Strip out all images, then restate the data verbatim.
══ EXERCISE MATERIAL
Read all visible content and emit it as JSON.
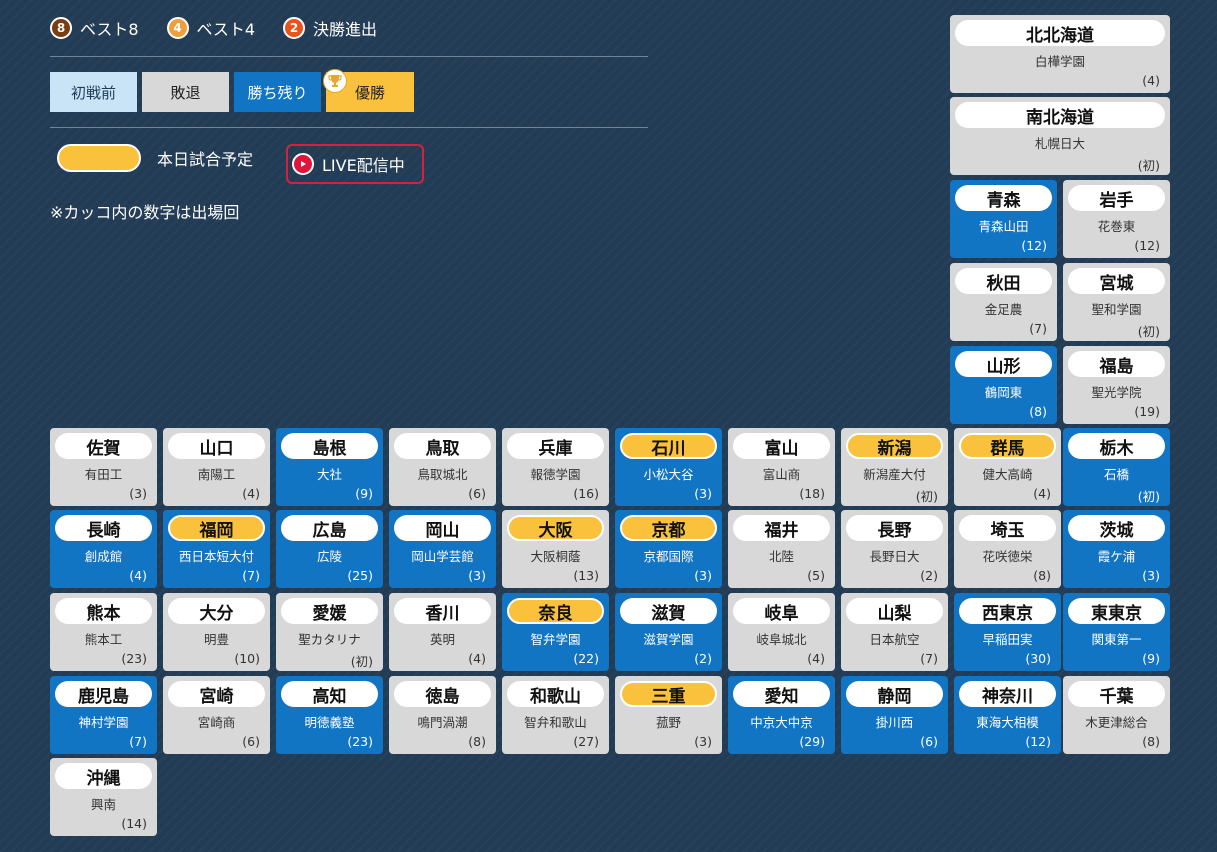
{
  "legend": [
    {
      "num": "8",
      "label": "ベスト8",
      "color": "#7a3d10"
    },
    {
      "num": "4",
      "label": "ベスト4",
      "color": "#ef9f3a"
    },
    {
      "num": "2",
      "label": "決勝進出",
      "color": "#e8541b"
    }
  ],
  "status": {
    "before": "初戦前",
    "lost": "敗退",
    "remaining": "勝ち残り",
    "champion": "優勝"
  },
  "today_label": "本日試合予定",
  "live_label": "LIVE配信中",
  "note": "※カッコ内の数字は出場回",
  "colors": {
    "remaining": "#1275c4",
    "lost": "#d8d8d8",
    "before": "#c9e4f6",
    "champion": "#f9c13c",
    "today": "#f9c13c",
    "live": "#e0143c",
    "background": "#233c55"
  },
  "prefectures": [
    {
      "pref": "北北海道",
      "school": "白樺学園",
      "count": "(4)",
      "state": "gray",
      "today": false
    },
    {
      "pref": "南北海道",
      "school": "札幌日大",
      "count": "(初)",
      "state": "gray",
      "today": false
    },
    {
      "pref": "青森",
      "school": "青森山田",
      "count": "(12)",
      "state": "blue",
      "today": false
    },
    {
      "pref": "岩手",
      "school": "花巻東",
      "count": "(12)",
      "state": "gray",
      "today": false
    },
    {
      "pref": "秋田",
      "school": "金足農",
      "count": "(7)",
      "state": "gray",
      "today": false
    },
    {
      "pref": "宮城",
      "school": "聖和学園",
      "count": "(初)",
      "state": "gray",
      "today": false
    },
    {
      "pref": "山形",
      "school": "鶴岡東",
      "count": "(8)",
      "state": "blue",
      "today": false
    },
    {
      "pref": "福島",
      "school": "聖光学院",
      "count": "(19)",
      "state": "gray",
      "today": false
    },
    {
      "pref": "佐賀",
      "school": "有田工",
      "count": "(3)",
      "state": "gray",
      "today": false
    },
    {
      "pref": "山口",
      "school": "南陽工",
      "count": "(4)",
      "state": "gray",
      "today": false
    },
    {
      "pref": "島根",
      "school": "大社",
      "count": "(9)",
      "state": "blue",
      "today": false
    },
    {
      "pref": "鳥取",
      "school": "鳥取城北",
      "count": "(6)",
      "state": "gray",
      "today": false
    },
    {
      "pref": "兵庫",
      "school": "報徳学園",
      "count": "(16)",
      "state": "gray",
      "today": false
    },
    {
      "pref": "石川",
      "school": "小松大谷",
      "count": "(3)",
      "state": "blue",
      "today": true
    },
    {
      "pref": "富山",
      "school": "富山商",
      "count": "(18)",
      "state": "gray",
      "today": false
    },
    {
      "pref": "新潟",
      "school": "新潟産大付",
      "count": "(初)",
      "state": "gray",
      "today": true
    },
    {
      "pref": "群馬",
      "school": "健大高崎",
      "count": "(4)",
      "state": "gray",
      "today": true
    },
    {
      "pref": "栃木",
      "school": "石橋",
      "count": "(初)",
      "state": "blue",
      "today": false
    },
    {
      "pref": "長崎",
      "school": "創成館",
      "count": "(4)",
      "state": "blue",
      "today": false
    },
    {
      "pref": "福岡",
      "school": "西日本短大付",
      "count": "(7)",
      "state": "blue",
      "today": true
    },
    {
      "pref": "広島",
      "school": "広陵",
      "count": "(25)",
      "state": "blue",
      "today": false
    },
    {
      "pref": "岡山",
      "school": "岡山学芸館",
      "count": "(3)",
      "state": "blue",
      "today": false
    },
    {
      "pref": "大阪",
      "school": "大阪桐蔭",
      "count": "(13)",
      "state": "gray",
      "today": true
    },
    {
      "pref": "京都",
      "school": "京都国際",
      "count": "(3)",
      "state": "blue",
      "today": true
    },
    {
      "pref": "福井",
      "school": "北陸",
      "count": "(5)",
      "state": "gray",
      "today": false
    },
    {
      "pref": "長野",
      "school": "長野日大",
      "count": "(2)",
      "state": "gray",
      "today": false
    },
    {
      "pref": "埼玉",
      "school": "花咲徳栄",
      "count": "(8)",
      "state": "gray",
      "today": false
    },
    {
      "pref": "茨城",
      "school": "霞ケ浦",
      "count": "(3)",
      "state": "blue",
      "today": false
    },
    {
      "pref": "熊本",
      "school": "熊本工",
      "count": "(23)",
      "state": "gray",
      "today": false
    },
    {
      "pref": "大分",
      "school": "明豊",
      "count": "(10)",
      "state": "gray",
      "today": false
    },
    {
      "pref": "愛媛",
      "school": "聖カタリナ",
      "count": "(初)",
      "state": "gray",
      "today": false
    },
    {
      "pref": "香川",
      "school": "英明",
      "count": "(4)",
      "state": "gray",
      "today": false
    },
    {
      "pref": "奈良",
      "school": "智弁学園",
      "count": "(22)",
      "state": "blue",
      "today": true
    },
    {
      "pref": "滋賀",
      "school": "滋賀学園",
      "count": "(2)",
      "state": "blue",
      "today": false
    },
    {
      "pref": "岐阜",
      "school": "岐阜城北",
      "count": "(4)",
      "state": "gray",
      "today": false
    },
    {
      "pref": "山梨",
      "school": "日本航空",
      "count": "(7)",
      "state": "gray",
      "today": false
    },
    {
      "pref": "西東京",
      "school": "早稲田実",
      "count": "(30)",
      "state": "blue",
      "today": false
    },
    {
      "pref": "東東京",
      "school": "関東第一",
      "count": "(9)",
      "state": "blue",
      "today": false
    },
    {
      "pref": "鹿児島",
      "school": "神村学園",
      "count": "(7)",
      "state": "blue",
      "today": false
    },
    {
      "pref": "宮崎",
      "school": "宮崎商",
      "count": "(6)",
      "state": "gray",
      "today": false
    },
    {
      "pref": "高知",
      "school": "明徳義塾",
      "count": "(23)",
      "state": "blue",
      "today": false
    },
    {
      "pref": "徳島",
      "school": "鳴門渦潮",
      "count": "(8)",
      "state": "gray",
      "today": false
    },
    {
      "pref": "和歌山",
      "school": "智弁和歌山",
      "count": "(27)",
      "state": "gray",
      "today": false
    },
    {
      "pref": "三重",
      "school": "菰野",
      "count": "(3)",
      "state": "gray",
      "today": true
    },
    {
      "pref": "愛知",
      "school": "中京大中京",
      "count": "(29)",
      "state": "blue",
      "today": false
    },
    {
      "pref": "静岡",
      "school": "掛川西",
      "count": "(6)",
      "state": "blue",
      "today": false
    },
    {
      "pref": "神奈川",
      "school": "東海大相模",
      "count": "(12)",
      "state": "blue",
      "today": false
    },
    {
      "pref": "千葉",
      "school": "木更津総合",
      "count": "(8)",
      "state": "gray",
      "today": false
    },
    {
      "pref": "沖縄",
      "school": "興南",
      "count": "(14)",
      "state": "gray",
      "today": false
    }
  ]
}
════
» WORKED SOLUTION:
Read all visible content and emit it as JSON.
{
  "legend": [
    {
      "num": "8",
      "label": "ベスト8",
      "color": "#7a3d10"
    },
    {
      "num": "4",
      "label": "ベスト4",
      "color": "#ef9f3a"
    },
    {
      "num": "2",
      "label": "決勝進出",
      "color": "#e8541b"
    }
  ],
  "status": {
    "before": "初戦前",
    "lost": "敗退",
    "remaining": "勝ち残り",
    "champion": "優勝"
  },
  "today_label": "本日試合予定",
  "live_label": "LIVE配信中",
  "note": "※カッコ内の数字は出場回",
  "colors": {
    "remaining": "#1275c4",
    "lost": "#d8d8d8",
    "before": "#c9e4f6",
    "champion": "#f9c13c",
    "today": "#f9c13c",
    "live": "#e0143c",
    "background": "#233c55"
  },
  "prefectures": [
    {
      "pref": "北北海道",
      "school": "白樺学園",
      "count": "(4)",
      "state": "gray",
      "today": false
    },
    {
      "pref": "南北海道",
      "school": "札幌日大",
      "count": "(初)",
      "state": "gray",
      "today": false
    },
    {
      "pref": "青森",
      "school": "青森山田",
      "count": "(12)",
      "state": "blue",
      "today": false
    },
    {
      "pref": "岩手",
      "school": "花巻東",
      "count": "(12)",
      "state": "gray",
      "today": false
    },
    {
      "pref": "秋田",
      "school": "金足農",
      "count": "(7)",
      "state": "gray",
      "today": false
    },
    {
      "pref": "宮城",
      "school": "聖和学園",
      "count": "(初)",
      "state": "gray",
      "today": false
    },
    {
      "pref": "山形",
      "school": "鶴岡東",
      "count": "(8)",
      "state": "blue",
      "today": false
    },
    {
      "pref": "福島",
      "school": "聖光学院",
      "count": "(19)",
      "state": "gray",
      "today": false
    },
    {
      "pref": "佐賀",
      "school": "有田工",
      "count": "(3)",
      "state": "gray",
      "today": false
    },
    {
      "pref": "山口",
      "school": "南陽工",
      "count": "(4)",
      "state": "gray",
      "today": false
    },
    {
      "pref": "島根",
      "school": "大社",
      "count": "(9)",
      "state": "blue",
      "today": false
    },
    {
      "pref": "鳥取",
      "school": "鳥取城北",
      "count": "(6)",
      "state": "gray",
      "today": false
    },
    {
      "pref": "兵庫",
      "school": "報徳学園",
      "count": "(16)",
      "state": "gray",
      "today": false
    },
    {
      "pref": "石川",
      "school": "小松大谷",
      "count": "(3)",
      "state": "blue",
      "today": true
    },
    {
      "pref": "富山",
      "school": "富山商",
      "count": "(18)",
      "state": "gray",
      "today": false
    },
    {
      "pref": "新潟",
      "school": "新潟産大付",
      "count": "(初)",
      "state": "gray",
      "today": true
    },
    {
      "pref": "群馬",
      "school": "健大高崎",
      "count": "(4)",
      "state": "gray",
      "today": true
    },
    {
      "pref": "栃木",
      "school": "石橋",
      "count": "(初)",
      "state": "blue",
      "today": false
    },
    {
      "pref": "長崎",
      "school": "創成館",
      "count": "(4)",
      "state": "blue",
      "today": false
    },
    {
      "pref": "福岡",
      "school": "西日本短大付",
      "count": "(7)",
      "state": "blue",
      "today": true
    },
    {
      "pref": "広島",
      "school": "広陵",
      "count": "(25)",
      "state": "blue",
      "today": false
    },
    {
      "pref": "岡山",
      "school": "岡山学芸館",
      "count": "(3)",
      "state": "blue",
      "today": false
    },
    {
      "pref": "大阪",
      "school": "大阪桐蔭",
      "count": "(13)",
      "state": "gray",
      "today": true
    },
    {
      "pref": "京都",
      "school": "京都国際",
      "count": "(3)",
      "state": "blue",
      "today": true
    },
    {
      "pref": "福井",
      "school": "北陸",
      "count": "(5)",
      "state": "gray",
      "today": false
    },
    {
      "pref": "長野",
      "school": "長野日大",
      "count": "(2)",
      "state": "gray",
      "today": false
    },
    {
      "pref": "埼玉",
      "school": "花咲徳栄",
      "count": "(8)",
      "state": "gray",
      "today": false
    },
    {
      "pref": "茨城",
      "school": "霞ケ浦",
      "count": "(3)",
      "state": "blue",
      "today": false
    },
    {
      "pref": "熊本",
      "school": "熊本工",
      "count": "(23)",
      "state": "gray",
      "today": false
    },
    {
      "pref": "大分",
      "school": "明豊",
      "count": "(10)",
      "state": "gray",
      "today": false
    },
    {
      "pref": "愛媛",
      "school": "聖カタリナ",
      "count": "(初)",
      "state": "gray",
      "today": false
    },
    {
      "pref": "香川",
      "school": "英明",
      "count": "(4)",
      "state": "gray",
      "today": false
    },
    {
      "pref": "奈良",
      "school": "智弁学園",
      "count": "(22)",
      "state": "blue",
      "today": true
    },
    {
      "pref": "滋賀",
      "school": "滋賀学園",
      "count": "(2)",
      "state": "blue",
      "today": false
    },
    {
      "pref": "岐阜",
      "school": "岐阜城北",
      "count": "(4)",
      "state": "gray",
      "today": false
    },
    {
      "pref": "山梨",
      "school": "日本航空",
      "count": "(7)",
      "state": "gray",
      "today": false
    },
    {
      "pref": "西東京",
      "school": "早稲田実",
      "count": "(30)",
      "state": "blue",
      "today": false
    },
    {
      "pref": "東東京",
      "school": "関東第一",
      "count": "(9)",
      "state": "blue",
      "today": false
    },
    {
      "pref": "鹿児島",
      "school": "神村学園",
      "count": "(7)",
      "state": "blue",
      "today": false
    },
    {
      "pref": "宮崎",
      "school": "宮崎商",
      "count": "(6)",
      "state": "gray",
      "today": false
    },
    {
      "pref": "高知",
      "school": "明徳義塾",
      "count": "(23)",
      "state": "blue",
      "today": false
    },
    {
      "pref": "徳島",
      "school": "鳴門渦潮",
      "count": "(8)",
      "state": "gray",
      "today": false
    },
    {
      "pref": "和歌山",
      "school": "智弁和歌山",
      "count": "(27)",
      "state": "gray",
      "today": false
    },
    {
      "pref": "三重",
      "school": "菰野",
      "count": "(3)",
      "state": "gray",
      "today": true
    },
    {
      "pref": "愛知",
      "school": "中京大中京",
      "count": "(29)",
      "state": "blue",
      "today": false
    },
    {
      "pref": "静岡",
      "school": "掛川西",
      "count": "(6)",
      "state": "blue",
      "today": false
    },
    {
      "pref": "神奈川",
      "school": "東海大相模",
      "count": "(12)",
      "state": "blue",
      "today": false
    },
    {
      "pref": "千葉",
      "school": "木更津総合",
      "count": "(8)",
      "state": "gray",
      "today": false
    },
    {
      "pref": "沖縄",
      "school": "興南",
      "count": "(14)",
      "state": "gray",
      "today": false
    }
  ]
}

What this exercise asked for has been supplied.